REQUIRED ACTION: Sift the listing for lines that hold the string "icon" and pull them out.

SUPPLIED INFORMATION:
▶

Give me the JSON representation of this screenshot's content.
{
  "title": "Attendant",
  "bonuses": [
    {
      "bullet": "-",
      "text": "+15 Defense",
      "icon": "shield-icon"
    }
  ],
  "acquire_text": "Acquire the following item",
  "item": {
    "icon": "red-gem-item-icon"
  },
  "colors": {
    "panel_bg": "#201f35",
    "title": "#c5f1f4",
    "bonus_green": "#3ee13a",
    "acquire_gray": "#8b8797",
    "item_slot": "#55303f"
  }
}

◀

ANSWER SECTION:
      "icon": "shield-icon"
    "icon": "red-gem-item-icon"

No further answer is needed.